Recorded information |
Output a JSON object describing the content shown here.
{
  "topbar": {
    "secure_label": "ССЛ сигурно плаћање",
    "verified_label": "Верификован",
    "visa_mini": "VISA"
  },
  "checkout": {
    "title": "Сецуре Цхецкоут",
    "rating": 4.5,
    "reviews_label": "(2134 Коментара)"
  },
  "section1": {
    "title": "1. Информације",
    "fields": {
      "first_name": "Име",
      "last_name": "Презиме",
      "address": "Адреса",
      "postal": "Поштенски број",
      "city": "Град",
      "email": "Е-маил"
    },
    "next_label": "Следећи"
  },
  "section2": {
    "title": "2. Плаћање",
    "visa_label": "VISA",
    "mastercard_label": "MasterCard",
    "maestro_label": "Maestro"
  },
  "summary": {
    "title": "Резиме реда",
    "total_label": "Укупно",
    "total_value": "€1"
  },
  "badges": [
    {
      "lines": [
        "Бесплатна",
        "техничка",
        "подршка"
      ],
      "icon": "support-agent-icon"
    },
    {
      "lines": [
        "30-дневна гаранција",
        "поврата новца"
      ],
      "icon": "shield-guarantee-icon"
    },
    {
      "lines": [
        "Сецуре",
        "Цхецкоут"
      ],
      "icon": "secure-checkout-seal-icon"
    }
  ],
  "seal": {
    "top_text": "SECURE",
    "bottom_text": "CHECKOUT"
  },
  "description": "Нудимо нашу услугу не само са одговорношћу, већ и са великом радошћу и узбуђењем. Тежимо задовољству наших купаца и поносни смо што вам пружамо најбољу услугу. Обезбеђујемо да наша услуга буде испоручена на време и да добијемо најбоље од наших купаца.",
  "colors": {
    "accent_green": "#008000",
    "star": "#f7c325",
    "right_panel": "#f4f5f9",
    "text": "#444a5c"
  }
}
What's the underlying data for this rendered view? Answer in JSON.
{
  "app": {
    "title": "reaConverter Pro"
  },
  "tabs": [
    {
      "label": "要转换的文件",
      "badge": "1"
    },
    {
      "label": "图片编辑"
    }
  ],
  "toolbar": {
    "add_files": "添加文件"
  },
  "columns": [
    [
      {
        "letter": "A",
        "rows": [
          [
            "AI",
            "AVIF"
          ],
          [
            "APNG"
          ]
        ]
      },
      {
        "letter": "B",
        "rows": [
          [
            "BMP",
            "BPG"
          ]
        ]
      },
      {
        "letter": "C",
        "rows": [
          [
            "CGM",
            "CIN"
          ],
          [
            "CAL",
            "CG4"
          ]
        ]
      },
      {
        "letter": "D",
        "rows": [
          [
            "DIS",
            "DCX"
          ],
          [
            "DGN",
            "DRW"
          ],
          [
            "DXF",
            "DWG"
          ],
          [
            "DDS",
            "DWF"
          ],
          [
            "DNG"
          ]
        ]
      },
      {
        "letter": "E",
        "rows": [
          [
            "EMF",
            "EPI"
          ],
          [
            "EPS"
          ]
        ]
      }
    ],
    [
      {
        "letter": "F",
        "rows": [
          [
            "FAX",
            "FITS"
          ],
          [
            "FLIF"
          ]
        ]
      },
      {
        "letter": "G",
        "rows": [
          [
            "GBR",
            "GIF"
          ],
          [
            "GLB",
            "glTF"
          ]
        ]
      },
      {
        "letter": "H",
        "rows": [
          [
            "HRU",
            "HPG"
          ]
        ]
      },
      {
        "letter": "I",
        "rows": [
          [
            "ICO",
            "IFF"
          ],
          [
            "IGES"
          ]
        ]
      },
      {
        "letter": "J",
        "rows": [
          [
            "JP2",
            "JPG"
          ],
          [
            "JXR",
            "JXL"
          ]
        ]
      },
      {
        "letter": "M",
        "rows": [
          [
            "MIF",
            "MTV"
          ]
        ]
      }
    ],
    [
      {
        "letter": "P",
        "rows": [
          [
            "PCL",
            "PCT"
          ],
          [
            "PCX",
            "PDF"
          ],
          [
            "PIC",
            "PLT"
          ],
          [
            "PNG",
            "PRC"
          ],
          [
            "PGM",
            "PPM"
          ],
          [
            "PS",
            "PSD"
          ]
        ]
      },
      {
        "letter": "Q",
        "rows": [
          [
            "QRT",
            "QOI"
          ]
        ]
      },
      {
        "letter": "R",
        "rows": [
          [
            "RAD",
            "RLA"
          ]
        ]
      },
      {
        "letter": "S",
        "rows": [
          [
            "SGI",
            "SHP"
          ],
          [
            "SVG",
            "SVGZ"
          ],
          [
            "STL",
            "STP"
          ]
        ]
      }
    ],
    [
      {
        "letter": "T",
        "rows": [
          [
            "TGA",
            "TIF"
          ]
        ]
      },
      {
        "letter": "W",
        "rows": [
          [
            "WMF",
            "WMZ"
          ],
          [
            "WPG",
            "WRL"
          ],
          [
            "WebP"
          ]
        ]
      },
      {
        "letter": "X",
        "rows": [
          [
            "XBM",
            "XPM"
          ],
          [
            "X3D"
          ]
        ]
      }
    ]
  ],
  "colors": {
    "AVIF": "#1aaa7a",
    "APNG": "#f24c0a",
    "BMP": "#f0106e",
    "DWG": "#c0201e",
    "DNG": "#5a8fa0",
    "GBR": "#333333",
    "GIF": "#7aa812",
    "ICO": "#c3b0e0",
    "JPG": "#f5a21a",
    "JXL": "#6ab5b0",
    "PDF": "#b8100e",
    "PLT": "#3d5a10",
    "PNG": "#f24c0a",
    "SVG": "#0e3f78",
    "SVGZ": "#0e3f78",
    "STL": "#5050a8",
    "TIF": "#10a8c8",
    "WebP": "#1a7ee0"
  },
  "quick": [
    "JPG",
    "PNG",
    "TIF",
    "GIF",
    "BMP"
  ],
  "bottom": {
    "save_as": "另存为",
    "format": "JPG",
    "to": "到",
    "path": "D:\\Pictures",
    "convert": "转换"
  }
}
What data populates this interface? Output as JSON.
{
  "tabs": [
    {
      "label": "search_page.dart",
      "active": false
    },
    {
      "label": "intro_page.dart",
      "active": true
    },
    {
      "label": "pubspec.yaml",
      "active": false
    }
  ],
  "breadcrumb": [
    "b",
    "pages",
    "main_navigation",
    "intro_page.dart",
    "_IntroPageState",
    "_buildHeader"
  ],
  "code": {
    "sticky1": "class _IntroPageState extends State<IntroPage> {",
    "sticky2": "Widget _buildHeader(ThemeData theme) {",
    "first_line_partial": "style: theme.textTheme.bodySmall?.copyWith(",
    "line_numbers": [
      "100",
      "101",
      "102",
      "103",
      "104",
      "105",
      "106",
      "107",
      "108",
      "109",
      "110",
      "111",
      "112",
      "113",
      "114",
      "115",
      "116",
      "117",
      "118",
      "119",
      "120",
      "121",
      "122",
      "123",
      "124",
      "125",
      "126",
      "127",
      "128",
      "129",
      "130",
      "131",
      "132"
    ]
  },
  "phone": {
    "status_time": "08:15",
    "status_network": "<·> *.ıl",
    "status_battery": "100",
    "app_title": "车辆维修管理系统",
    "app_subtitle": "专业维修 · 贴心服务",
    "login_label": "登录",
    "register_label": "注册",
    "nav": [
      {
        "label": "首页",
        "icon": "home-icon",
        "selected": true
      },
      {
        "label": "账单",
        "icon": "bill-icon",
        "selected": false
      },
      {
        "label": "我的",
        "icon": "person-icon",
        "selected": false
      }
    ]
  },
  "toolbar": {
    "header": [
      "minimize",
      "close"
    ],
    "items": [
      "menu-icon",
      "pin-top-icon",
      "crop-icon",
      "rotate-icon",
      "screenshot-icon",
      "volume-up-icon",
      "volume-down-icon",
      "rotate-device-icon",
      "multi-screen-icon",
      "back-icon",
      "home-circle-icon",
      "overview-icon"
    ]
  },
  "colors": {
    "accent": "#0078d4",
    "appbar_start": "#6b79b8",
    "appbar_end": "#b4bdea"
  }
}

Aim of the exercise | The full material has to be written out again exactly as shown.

Response to the exercise |
Output a JSON object describing the content shown here.
{
  "topbar": {
    "secure_label": "ССЛ сигурно плаћање",
    "verified_label": "Верификован",
    "visa_mini": "VISA"
  },
  "checkout": {
    "title": "Сецуре Цхецкоут",
    "rating": 4.5,
    "reviews_label": "(2134 Коментара)"
  },
  "section1": {
    "title": "1. Информације",
    "fields": {
      "first_name": "Име",
      "last_name": "Презиме",
      "address": "Адреса",
      "postal": "Поштенски број",
      "city": "Град",
      "email": "Е-маил"
    },
    "next_label": "Следећи"
  },
  "section2": {
    "title": "2. Плаћање",
    "visa_label": "VISA",
    "mastercard_label": "MasterCard",
    "maestro_label": "Maestro"
  },
  "summary": {
    "title": "Резиме реда",
    "total_label": "Укупно",
    "total_value": "€1"
  },
  "badges": [
    {
      "lines": [
        "Бесплатна",
        "техничка",
        "подршка"
      ],
      "icon": "support-agent-icon"
    },
    {
      "lines": [
        "30-дневна гаранција",
        "поврата новца"
      ],
      "icon": "shield-guarantee-icon"
    },
    {
      "lines": [
        "Сецуре",
        "Цхецкоут"
      ],
      "icon": "secure-checkout-seal-icon"
    }
  ],
  "seal": {
    "top_text": "SECURE",
    "bottom_text": "CHECKOUT"
  },
  "description": "Нудимо нашу услугу не само са одговорношћу, већ и са великом радошћу и узбуђењем. Тежимо задовољству наших купаца и поносни смо што вам пружамо најбољу услугу. Обезбеђујемо да наша услуга буде испоручена на време и да добијемо најбоље од наших купаца.",
  "colors": {
    "accent_green": "#008000",
    "star": "#f7c325",
    "right_panel": "#f4f5f9",
    "text": "#444a5c"
  }
}
What's the underlying data for this rendered view? Answer in JSON.
{
  "app": {
    "title": "reaConverter Pro"
  },
  "tabs": [
    {
      "label": "要转换的文件",
      "badge": "1"
    },
    {
      "label": "图片编辑"
    }
  ],
  "toolbar": {
    "add_files": "添加文件"
  },
  "columns": [
    [
      {
        "letter": "A",
        "rows": [
          [
            "AI",
            "AVIF"
          ],
          [
            "APNG"
          ]
        ]
      },
      {
        "letter": "B",
        "rows": [
          [
            "BMP",
            "BPG"
          ]
        ]
      },
      {
        "letter": "C",
        "rows": [
          [
            "CGM",
            "CIN"
          ],
          [
            "CAL",
            "CG4"
          ]
        ]
      },
      {
        "letter": "D",
        "rows": [
          [
            "DIS",
            "DCX"
          ],
          [
            "DGN",
            "DRW"
          ],
          [
            "DXF",
            "DWG"
          ],
          [
            "DDS",
            "DWF"
          ],
          [
            "DNG"
          ]
        ]
      },
      {
        "letter": "E",
        "rows": [
          [
            "EMF",
            "EPI"
          ],
          [
            "EPS"
          ]
        ]
      }
    ],
    [
      {
        "letter": "F",
        "rows": [
          [
            "FAX",
            "FITS"
          ],
          [
            "FLIF"
          ]
        ]
      },
      {
        "letter": "G",
        "rows": [
          [
            "GBR",
            "GIF"
          ],
          [
            "GLB",
            "glTF"
          ]
        ]
      },
      {
        "letter": "H",
        "rows": [
          [
            "HRU",
            "HPG"
          ]
        ]
      },
      {
        "letter": "I",
        "rows": [
          [
            "ICO",
            "IFF"
          ],
          [
            "IGES"
          ]
        ]
      },
      {
        "letter": "J",
        "rows": [
          [
            "JP2",
            "JPG"
          ],
          [
            "JXR",
            "JXL"
          ]
        ]
      },
      {
        "letter": "M",
        "rows": [
          [
            "MIF",
            "MTV"
          ]
        ]
      }
    ],
    [
      {
        "letter": "P",
        "rows": [
          [
            "PCL",
            "PCT"
          ],
          [
            "PCX",
            "PDF"
          ],
          [
            "PIC",
            "PLT"
          ],
          [
            "PNG",
            "PRC"
          ],
          [
            "PGM",
            "PPM"
          ],
          [
            "PS",
            "PSD"
          ]
        ]
      },
      {
        "letter": "Q",
        "rows": [
          [
            "QRT",
            "QOI"
          ]
        ]
      },
      {
        "letter": "R",
        "rows": [
          [
            "RAD",
            "RLA"
          ]
        ]
      },
      {
        "letter": "S",
        "rows": [
          [
            "SGI",
            "SHP"
          ],
          [
            "SVG",
            "SVGZ"
          ],
          [
            "STL",
            "STP"
          ]
        ]
      }
    ],
    [
      {
        "letter": "T",
        "rows": [
          [
            "TGA",
            "TIF"
          ]
        ]
      },
      {
        "letter": "W",
        "rows": [
          [
            "WMF",
            "WMZ"
          ],
          [
            "WPG",
            "WRL"
          ],
          [
            "WebP"
          ]
        ]
      },
      {
        "letter": "X",
        "rows": [
          [
            "XBM",
            "XPM"
          ],
          [
            "X3D"
          ]
        ]
      }
    ]
  ],
  "colors": {
    "AVIF": "#1aaa7a",
    "APNG": "#f24c0a",
    "BMP": "#f0106e",
    "DWG": "#c0201e",
    "DNG": "#5a8fa0",
    "GBR": "#333333",
    "GIF": "#7aa812",
    "ICO": "#c3b0e0",
    "JPG": "#f5a21a",
    "JXL": "#6ab5b0",
    "PDF": "#b8100e",
    "PLT": "#3d5a10",
    "PNG": "#f24c0a",
    "SVG": "#0e3f78",
    "SVGZ": "#0e3f78",
    "STL": "#5050a8",
    "TIF": "#10a8c8",
    "WebP": "#1a7ee0"
  },
  "quick": [
    "JPG",
    "PNG",
    "TIF",
    "GIF",
    "BMP"
  ],
  "bottom": {
    "save_as": "另存为",
    "format": "JPG",
    "to": "到",
    "path": "D:\\Pictures",
    "convert": "转换"
  }
}
What data populates this interface? Output as JSON.
{
  "tabs": [
    {
      "label": "search_page.dart",
      "active": false
    },
    {
      "label": "intro_page.dart",
      "active": true
    },
    {
      "label": "pubspec.yaml",
      "active": false
    }
  ],
  "breadcrumb": [
    "b",
    "pages",
    "main_navigation",
    "intro_page.dart",
    "_IntroPageState",
    "_buildHeader"
  ],
  "code": {
    "sticky1": "class _IntroPageState extends State<IntroPage> {",
    "sticky2": "Widget _buildHeader(ThemeData theme) {",
    "first_line_partial": "style: theme.textTheme.bodySmall?.copyWith(",
    "line_numbers": [
      "100",
      "101",
      "102",
      "103",
      "104",
      "105",
      "106",
      "107",
      "108",
      "109",
      "110",
      "111",
      "112",
      "113",
      "114",
      "115",
      "116",
      "117",
      "118",
      "119",
      "120",
      "121",
      "122",
      "123",
      "124",
      "125",
      "126",
      "127",
      "128",
      "129",
      "130",
      "131",
      "132"
    ]
  },
  "phone": {
    "status_time": "08:15",
    "status_network": "<·> *.ıl",
    "status_battery": "100",
    "app_title": "车辆维修管理系统",
    "app_subtitle": "专业维修 · 贴心服务",
    "login_label": "登录",
    "register_label": "注册",
    "nav": [
      {
        "label": "首页",
        "icon": "home-icon",
        "selected": true
      },
      {
        "label": "账单",
        "icon": "bill-icon",
        "selected": false
      },
      {
        "label": "我的",
        "icon": "person-icon",
        "selected": false
      }
    ]
  },
  "toolbar": {
    "header": [
      "minimize",
      "close"
    ],
    "items": [
      "menu-icon",
      "pin-top-icon",
      "crop-icon",
      "rotate-icon",
      "screenshot-icon",
      "volume-up-icon",
      "volume-down-icon",
      "rotate-device-icon",
      "multi-screen-icon",
      "back-icon",
      "home-circle-icon",
      "overview-icon"
    ]
  },
  "colors": {
    "accent": "#0078d4",
    "appbar_start": "#6b79b8",
    "appbar_end": "#b4bdea"
  }
}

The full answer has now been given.